The report identifies the mismatch between the amount of funding available and the amount needed for climate finance, thus highlighting the need to deploy international public climate finance more catalytically to increase the flows of private capital and government spending. The report identifies eight sets of financing levers for driving climate action: project-based investments, financial sector reforms, fiscal policies, sectoral policies, trade policies, innovation and technology transfer, carbon markets, and climate intelligence. For each of these levers, the report identifies the main interventions available, barriers to action, as well as the role and relevance of the instruments available. The report also broadly lists the mitigation and adaptation priorities across different sectors, including energy systems, land and ecosystem, the urban and infrastructure, as well as industrial systems.
The need for an equitable consideration of social and political economy issues in the countries and the regions to which they are applied is highlighted as a crosscutting issue across all levers. The report states that the use of climate finance to support this process, even when it does not achieve climate results directly, is essential for successful clean development. The report suggests that more can be done to refine the differentiation of climate finance to match the specific needs and circumstances of countries. This includes applying tiered conditionality for more advanced countries, which is dependent on their own efforts and orientation toward long-term strategies.

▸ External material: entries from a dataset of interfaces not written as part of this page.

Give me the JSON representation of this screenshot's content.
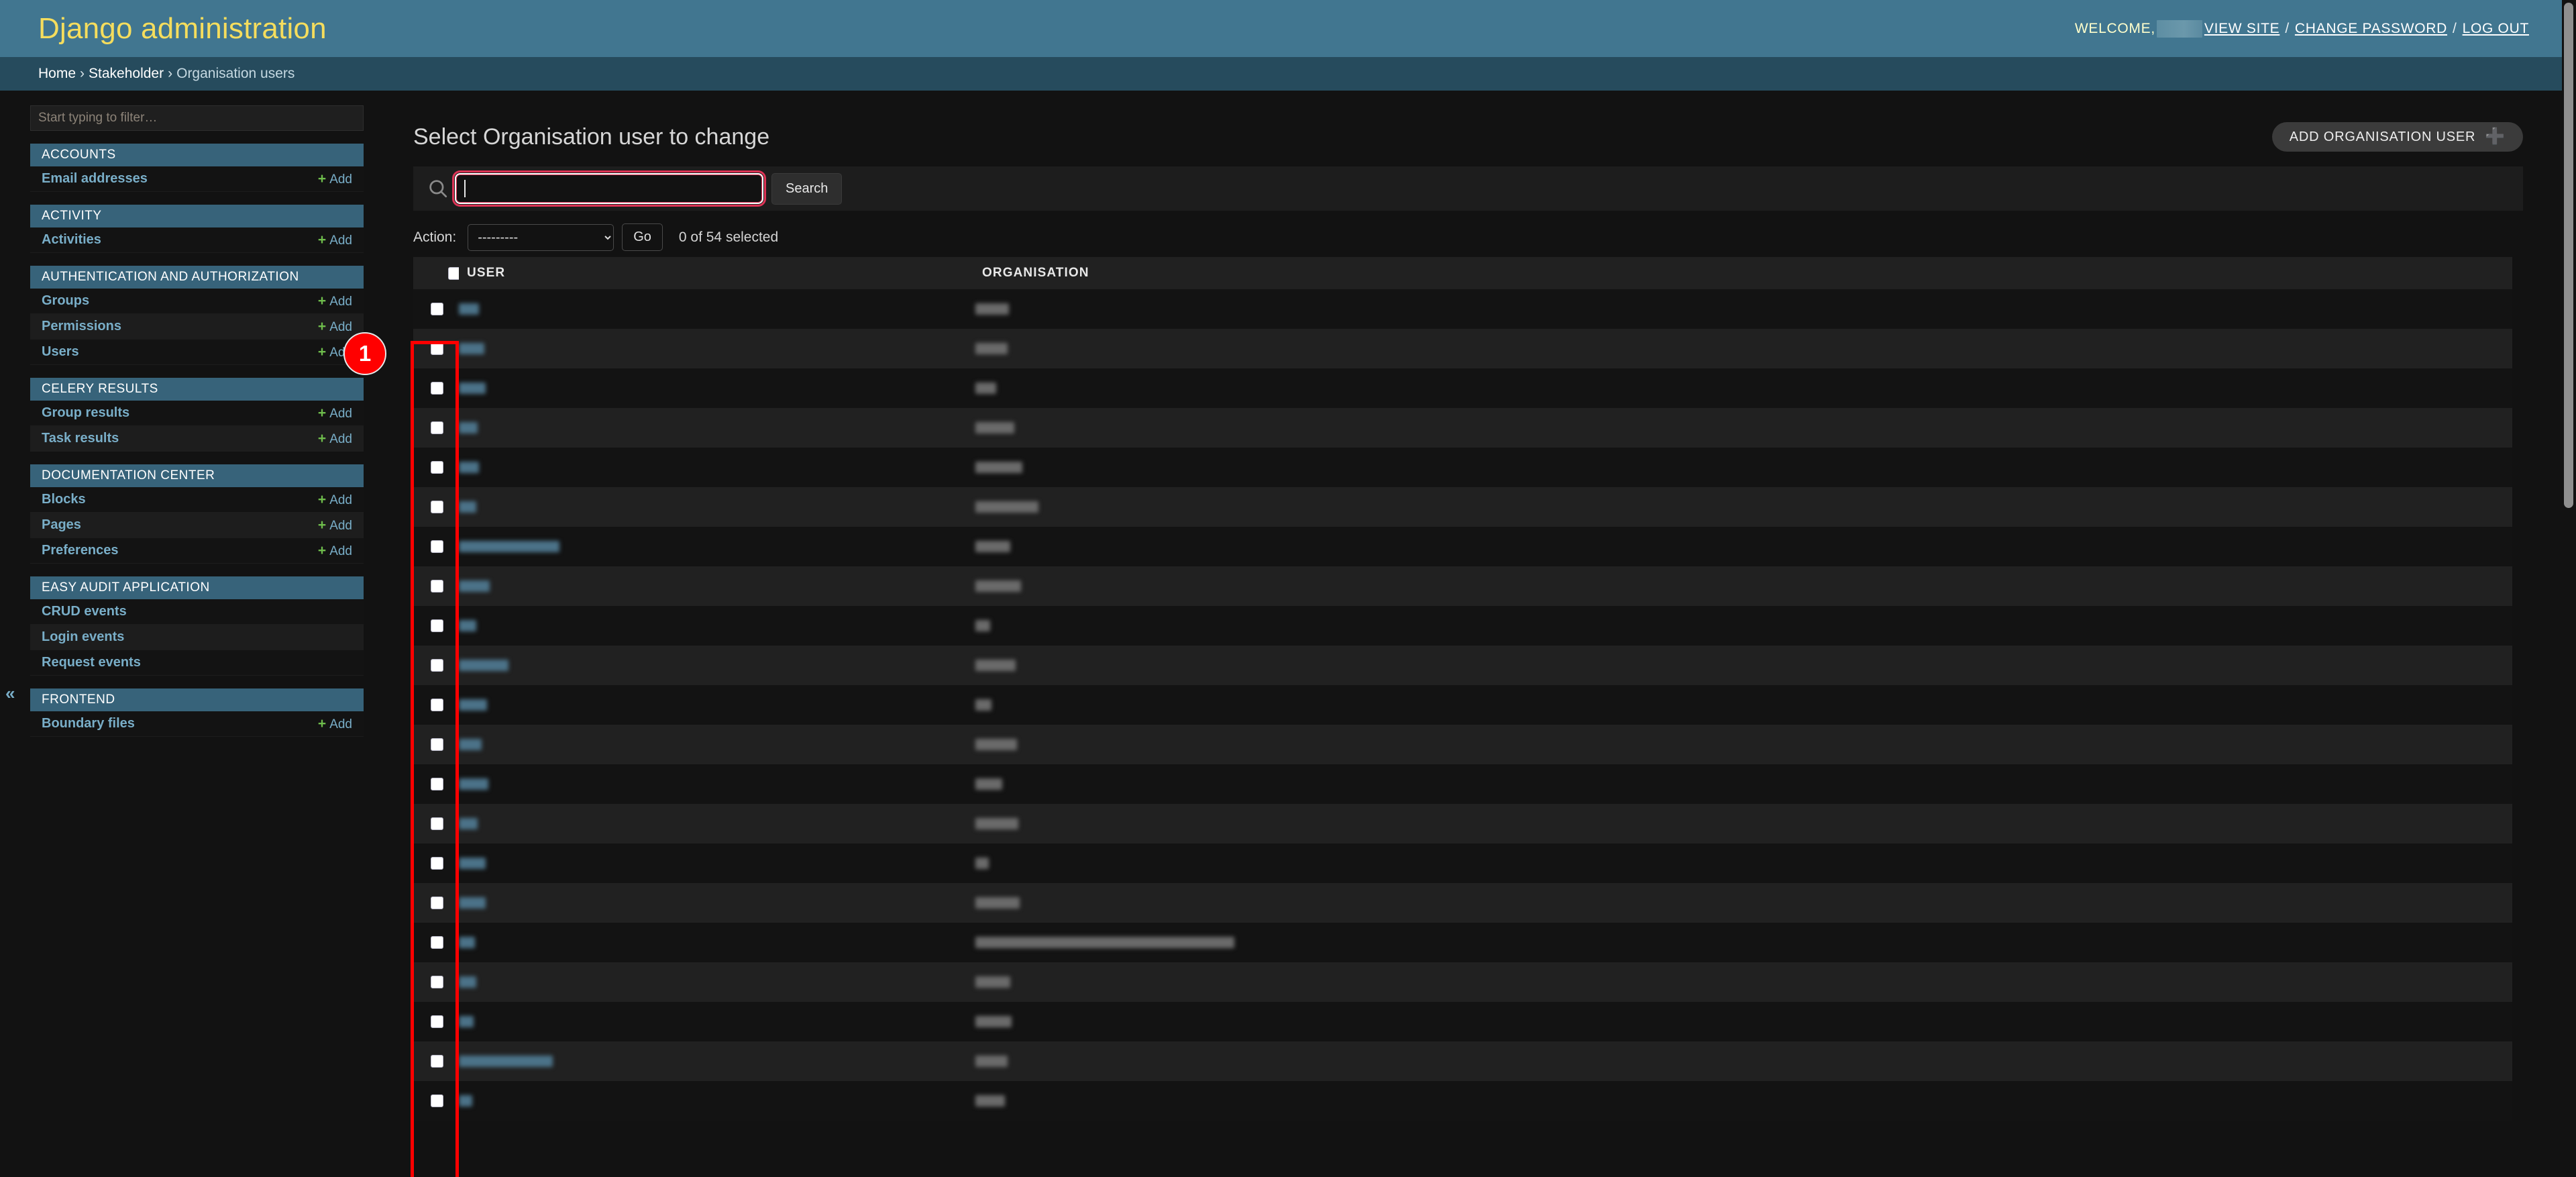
{
  "header": {
    "brand": "Django administration",
    "welcome_label": "WELCOME,",
    "username_redacted": "",
    "view_site": "VIEW SITE",
    "change_password": "CHANGE PASSWORD",
    "log_out": "LOG OUT",
    "separator": "/",
    "bg_color": "#417690",
    "brand_color": "#f5dd5d"
  },
  "breadcrumbs": {
    "home": "Home",
    "app": "Stakeholder",
    "current": "Organisation users",
    "separator": "›"
  },
  "sidebar": {
    "filter_placeholder": "Start typing to filter…",
    "filter_value": "",
    "collapse_icon": "«",
    "add_label": "Add",
    "apps": [
      {
        "caption": "ACCOUNTS",
        "models": [
          {
            "label": "Email addresses",
            "has_add": true
          }
        ]
      },
      {
        "caption": "ACTIVITY",
        "models": [
          {
            "label": "Activities",
            "has_add": true
          }
        ]
      },
      {
        "caption": "AUTHENTICATION AND AUTHORIZATION",
        "models": [
          {
            "label": "Groups",
            "has_add": true
          },
          {
            "label": "Permissions",
            "has_add": true
          },
          {
            "label": "Users",
            "has_add": true
          }
        ]
      },
      {
        "caption": "CELERY RESULTS",
        "models": [
          {
            "label": "Group results",
            "has_add": true
          },
          {
            "label": "Task results",
            "has_add": true
          }
        ]
      },
      {
        "caption": "DOCUMENTATION CENTER",
        "models": [
          {
            "label": "Blocks",
            "has_add": true
          },
          {
            "label": "Pages",
            "has_add": true
          },
          {
            "label": "Preferences",
            "has_add": true
          }
        ]
      },
      {
        "caption": "EASY AUDIT APPLICATION",
        "models": [
          {
            "label": "CRUD events",
            "has_add": false
          },
          {
            "label": "Login events",
            "has_add": false
          },
          {
            "label": "Request events",
            "has_add": false
          }
        ]
      },
      {
        "caption": "FRONTEND",
        "models": [
          {
            "label": "Boundary files",
            "has_add": true
          }
        ]
      }
    ]
  },
  "main": {
    "page_title": "Select Organisation user to change",
    "add_button": "ADD ORGANISATION USER",
    "add_button_icon": "plus-icon",
    "search": {
      "icon": "search-icon",
      "placeholder": "",
      "value": "",
      "button_label": "Search",
      "highlight_color": "#dd3355"
    },
    "actions": {
      "label": "Action:",
      "selected": "---------",
      "options": [
        "---------"
      ],
      "go_label": "Go",
      "selection_counter": "0 of 54 selected"
    },
    "table": {
      "columns": [
        "",
        "USER",
        "ORGANISATION"
      ],
      "select_all_name": "select-all-checkbox",
      "total_rows": 54,
      "rows": [
        {
          "user_redacted_width": 30,
          "org_redacted_width": 50
        },
        {
          "user_redacted_width": 38,
          "org_redacted_width": 48
        },
        {
          "user_redacted_width": 40,
          "org_redacted_width": 31
        },
        {
          "user_redacted_width": 28,
          "org_redacted_width": 58
        },
        {
          "user_redacted_width": 30,
          "org_redacted_width": 70
        },
        {
          "user_redacted_width": 26,
          "org_redacted_width": 94
        },
        {
          "user_redacted_width": 150,
          "org_redacted_width": 52
        },
        {
          "user_redacted_width": 46,
          "org_redacted_width": 68
        },
        {
          "user_redacted_width": 26,
          "org_redacted_width": 22
        },
        {
          "user_redacted_width": 74,
          "org_redacted_width": 60
        },
        {
          "user_redacted_width": 42,
          "org_redacted_width": 24
        },
        {
          "user_redacted_width": 34,
          "org_redacted_width": 62
        },
        {
          "user_redacted_width": 44,
          "org_redacted_width": 40
        },
        {
          "user_redacted_width": 28,
          "org_redacted_width": 64
        },
        {
          "user_redacted_width": 40,
          "org_redacted_width": 20
        },
        {
          "user_redacted_width": 40,
          "org_redacted_width": 66
        },
        {
          "user_redacted_width": 24,
          "org_redacted_width": 386
        },
        {
          "user_redacted_width": 26,
          "org_redacted_width": 52
        },
        {
          "user_redacted_width": 22,
          "org_redacted_width": 54
        },
        {
          "user_redacted_width": 140,
          "org_redacted_width": 48
        },
        {
          "user_redacted_width": 20,
          "org_redacted_width": 44
        }
      ]
    }
  },
  "annotation": {
    "badge_number": "1",
    "box_color": "#ff0000",
    "target": "row-select-checkbox-column"
  },
  "scrollbar": {
    "thumb_color": "#8f8f8f"
  }
}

The report also acknowledges that a systematic and comprehensive analysis of the societal dimensions of transformative climate action covering all relevant sectors of the economy, along with the major types of transformative climate action, is still lacking. It states that the World Bank intends to contribute to closing this knowledge gap through a forthcoming report on the societal dimensions of transformative climate action.